## fWAR and rWAR

During 2010, Baseball-Reference unveiled a new feature: current and historical WAR values on each of its player pages. This WAR (referred to as rWAR) uses the same framework as FanGraphs’ version (fWAR) — in that it attempts to encapsulate a player’s total value to their team in one stat — but has three main differences:

● Pitcher Value. fWAR uses FIP to calculate WAR for pitchers — making it defense independent — while rWAR takes a pitcher’s actual Runs Allowed and adjusts that to account for their opponents, team defense, park, and role.

For more on why we believe FIP is the best metric to use when calculating WAR, see the Library page on Pitcher WAR values.

● Calculating Defense (2002-Present). For recent seasons, each system uses a different defensive metric. fWAR uses UZR, while rWAR uses Total Zone. UZR is considered more accurate, but is only available from 2002 onward, while TotalZone values can be calculated for any player in baseball history. As such, fWAR uses UZR for every year from 2002 onward, and it uses Total Zone for earlier seasons.

● Baserunning. Both rWAR and fWAR includes base running, although they use different metrics. fWAR uses Ultimate Base Running (UBR) & Weighted Stolen Base Runs (wSB), while rWAR uses their own linear-weights-based system.

Until early 2013, it used to be that another significant difference between the two systems was that each calculated Replacement Level differently. That has since been changed, and both sites now calculate replacement level the same way:

This new unified replacement level is now set at 1,000 WAR per 2,430 Major League games, which is the number of wins available in a 162 game season played by 30 teams. Or, an easier way to put it is that our new replacement level is now equal to a .294 winning percentage, which works out to 47.7 wins over a full season.

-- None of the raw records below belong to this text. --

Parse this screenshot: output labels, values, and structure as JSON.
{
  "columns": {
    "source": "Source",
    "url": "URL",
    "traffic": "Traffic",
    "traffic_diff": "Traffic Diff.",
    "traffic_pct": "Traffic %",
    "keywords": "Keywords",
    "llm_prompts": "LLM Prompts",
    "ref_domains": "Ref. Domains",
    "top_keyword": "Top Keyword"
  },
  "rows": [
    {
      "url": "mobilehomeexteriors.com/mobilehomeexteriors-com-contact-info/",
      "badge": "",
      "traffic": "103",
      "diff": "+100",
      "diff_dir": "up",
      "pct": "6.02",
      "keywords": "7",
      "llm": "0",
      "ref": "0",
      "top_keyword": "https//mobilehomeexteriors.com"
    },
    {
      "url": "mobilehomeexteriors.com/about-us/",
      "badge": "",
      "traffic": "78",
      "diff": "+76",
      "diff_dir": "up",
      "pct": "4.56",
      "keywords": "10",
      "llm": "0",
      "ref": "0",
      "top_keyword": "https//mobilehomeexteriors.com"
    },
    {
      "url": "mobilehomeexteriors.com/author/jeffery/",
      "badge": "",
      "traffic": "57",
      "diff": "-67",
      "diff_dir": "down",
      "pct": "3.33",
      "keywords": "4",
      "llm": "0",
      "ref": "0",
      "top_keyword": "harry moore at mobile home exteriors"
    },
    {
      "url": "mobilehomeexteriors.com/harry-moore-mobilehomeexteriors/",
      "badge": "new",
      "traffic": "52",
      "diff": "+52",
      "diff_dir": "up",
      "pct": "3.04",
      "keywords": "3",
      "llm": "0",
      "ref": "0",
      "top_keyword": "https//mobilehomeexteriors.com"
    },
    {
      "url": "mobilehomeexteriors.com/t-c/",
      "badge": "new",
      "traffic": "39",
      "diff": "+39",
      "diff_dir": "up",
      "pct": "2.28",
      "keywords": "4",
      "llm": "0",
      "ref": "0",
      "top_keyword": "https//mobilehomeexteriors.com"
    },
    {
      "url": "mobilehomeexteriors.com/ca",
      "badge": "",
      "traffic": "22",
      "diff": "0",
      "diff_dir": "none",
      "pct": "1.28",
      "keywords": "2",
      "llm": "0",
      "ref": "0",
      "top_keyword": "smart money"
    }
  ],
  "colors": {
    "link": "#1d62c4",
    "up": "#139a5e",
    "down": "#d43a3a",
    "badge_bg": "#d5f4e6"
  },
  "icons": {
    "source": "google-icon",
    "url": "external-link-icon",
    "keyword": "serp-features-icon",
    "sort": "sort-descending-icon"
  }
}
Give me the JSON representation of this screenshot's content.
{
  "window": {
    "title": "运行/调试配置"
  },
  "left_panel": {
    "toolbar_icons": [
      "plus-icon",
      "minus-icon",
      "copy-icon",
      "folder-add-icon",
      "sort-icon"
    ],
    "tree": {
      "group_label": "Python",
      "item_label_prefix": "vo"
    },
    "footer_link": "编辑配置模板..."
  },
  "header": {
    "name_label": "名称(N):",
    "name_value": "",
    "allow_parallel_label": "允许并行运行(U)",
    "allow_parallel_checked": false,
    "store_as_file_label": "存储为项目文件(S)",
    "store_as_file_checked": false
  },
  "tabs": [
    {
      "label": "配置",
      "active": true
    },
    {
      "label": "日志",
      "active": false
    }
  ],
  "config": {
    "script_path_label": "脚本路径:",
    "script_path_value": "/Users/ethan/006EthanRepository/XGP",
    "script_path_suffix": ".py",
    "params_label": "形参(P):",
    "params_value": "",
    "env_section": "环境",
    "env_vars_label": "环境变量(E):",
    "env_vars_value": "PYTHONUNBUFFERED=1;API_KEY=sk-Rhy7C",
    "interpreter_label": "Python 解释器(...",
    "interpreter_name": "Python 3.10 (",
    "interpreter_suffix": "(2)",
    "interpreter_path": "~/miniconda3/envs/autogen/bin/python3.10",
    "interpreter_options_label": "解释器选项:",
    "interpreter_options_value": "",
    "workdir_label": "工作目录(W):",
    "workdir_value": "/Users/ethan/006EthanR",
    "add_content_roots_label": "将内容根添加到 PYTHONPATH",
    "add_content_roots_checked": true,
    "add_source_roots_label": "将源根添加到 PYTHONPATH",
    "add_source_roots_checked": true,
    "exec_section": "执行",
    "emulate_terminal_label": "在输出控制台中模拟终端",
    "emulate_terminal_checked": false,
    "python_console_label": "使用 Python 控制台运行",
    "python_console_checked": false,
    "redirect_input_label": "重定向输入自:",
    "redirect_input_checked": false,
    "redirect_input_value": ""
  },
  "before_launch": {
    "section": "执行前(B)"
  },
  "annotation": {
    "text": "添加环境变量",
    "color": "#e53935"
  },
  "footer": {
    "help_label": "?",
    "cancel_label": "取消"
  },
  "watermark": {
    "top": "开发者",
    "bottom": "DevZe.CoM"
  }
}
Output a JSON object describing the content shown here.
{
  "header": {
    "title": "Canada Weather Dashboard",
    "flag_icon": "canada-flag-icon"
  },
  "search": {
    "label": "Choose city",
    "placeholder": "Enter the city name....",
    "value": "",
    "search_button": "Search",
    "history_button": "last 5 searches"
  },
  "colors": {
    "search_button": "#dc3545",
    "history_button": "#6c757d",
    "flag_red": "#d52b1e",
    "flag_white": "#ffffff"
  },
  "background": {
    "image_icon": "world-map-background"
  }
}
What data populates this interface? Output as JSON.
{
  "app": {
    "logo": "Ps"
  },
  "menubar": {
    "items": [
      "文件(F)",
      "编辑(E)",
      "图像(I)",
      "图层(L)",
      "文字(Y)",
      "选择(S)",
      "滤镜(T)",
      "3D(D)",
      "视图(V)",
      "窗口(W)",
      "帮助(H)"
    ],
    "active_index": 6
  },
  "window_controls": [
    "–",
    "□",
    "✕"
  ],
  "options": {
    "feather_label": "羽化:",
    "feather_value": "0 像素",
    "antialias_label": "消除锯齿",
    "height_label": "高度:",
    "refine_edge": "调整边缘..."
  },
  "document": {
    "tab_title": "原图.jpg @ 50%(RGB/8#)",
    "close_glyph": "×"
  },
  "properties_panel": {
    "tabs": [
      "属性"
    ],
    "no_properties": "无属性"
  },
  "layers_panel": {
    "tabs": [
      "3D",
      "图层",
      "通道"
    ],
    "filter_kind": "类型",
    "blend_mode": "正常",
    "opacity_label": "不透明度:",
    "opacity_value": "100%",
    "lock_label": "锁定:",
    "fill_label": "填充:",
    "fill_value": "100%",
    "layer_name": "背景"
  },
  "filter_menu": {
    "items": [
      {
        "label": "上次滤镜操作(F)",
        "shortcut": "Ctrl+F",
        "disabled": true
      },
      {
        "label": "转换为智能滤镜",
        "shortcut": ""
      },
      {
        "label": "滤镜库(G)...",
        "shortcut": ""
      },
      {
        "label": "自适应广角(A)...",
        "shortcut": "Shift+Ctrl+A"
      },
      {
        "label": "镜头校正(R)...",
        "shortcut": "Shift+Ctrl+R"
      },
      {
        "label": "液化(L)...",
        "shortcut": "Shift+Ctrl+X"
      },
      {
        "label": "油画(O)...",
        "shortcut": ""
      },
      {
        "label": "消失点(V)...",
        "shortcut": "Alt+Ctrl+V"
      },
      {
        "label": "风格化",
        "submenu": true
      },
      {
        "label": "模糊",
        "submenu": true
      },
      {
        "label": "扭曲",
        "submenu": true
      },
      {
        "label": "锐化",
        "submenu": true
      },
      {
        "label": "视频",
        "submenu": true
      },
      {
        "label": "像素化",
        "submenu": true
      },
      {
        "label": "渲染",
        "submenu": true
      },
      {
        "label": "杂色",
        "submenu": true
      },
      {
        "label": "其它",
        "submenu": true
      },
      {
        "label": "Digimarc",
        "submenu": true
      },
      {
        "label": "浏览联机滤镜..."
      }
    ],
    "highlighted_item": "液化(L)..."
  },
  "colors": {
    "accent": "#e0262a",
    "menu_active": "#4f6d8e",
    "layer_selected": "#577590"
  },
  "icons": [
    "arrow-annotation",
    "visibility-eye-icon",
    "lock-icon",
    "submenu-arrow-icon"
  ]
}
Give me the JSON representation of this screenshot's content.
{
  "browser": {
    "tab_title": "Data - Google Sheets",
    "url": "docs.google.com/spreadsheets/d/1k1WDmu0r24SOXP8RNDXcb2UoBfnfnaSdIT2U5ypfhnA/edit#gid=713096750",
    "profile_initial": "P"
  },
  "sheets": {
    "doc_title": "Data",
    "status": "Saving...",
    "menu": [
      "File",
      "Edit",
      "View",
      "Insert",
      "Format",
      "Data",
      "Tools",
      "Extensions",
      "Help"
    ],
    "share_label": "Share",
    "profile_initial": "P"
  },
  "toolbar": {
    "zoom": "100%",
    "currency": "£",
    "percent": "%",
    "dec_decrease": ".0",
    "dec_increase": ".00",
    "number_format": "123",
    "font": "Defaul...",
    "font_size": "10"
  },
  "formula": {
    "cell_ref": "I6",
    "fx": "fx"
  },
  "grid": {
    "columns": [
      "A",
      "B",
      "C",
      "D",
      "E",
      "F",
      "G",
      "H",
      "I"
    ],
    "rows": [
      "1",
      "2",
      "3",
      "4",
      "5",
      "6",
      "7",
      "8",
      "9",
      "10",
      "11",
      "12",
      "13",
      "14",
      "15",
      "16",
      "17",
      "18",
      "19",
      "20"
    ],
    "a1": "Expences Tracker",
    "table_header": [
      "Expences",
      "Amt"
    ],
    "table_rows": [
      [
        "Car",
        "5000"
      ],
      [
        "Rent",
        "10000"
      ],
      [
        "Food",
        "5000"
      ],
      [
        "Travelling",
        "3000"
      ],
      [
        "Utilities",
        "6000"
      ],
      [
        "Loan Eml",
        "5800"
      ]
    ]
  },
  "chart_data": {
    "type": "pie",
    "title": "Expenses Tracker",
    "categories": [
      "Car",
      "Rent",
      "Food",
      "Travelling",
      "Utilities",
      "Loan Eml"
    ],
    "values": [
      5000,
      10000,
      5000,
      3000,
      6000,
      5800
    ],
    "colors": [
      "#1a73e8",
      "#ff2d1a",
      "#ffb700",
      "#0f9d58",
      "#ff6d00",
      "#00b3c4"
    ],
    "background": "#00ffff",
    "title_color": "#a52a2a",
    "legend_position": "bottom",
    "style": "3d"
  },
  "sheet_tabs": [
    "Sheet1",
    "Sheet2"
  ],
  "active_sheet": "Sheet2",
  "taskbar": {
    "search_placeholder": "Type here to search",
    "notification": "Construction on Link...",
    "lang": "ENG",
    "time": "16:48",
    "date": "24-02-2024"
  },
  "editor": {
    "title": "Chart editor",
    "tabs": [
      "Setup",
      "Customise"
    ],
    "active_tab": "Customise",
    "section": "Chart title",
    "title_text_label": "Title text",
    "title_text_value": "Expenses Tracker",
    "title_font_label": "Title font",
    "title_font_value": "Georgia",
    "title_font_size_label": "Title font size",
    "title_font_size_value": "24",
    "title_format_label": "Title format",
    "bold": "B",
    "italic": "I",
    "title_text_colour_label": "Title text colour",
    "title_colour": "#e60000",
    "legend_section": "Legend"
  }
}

As a result of the differences listed above, rWAR values typically come in lower than fWAR values, meaning a 6 rWAR is more impressive than 6 fWAR. But it’s worth noting that the two systems are more alike than they are different, and that their different calculations should be viewed as a feature, not a bug.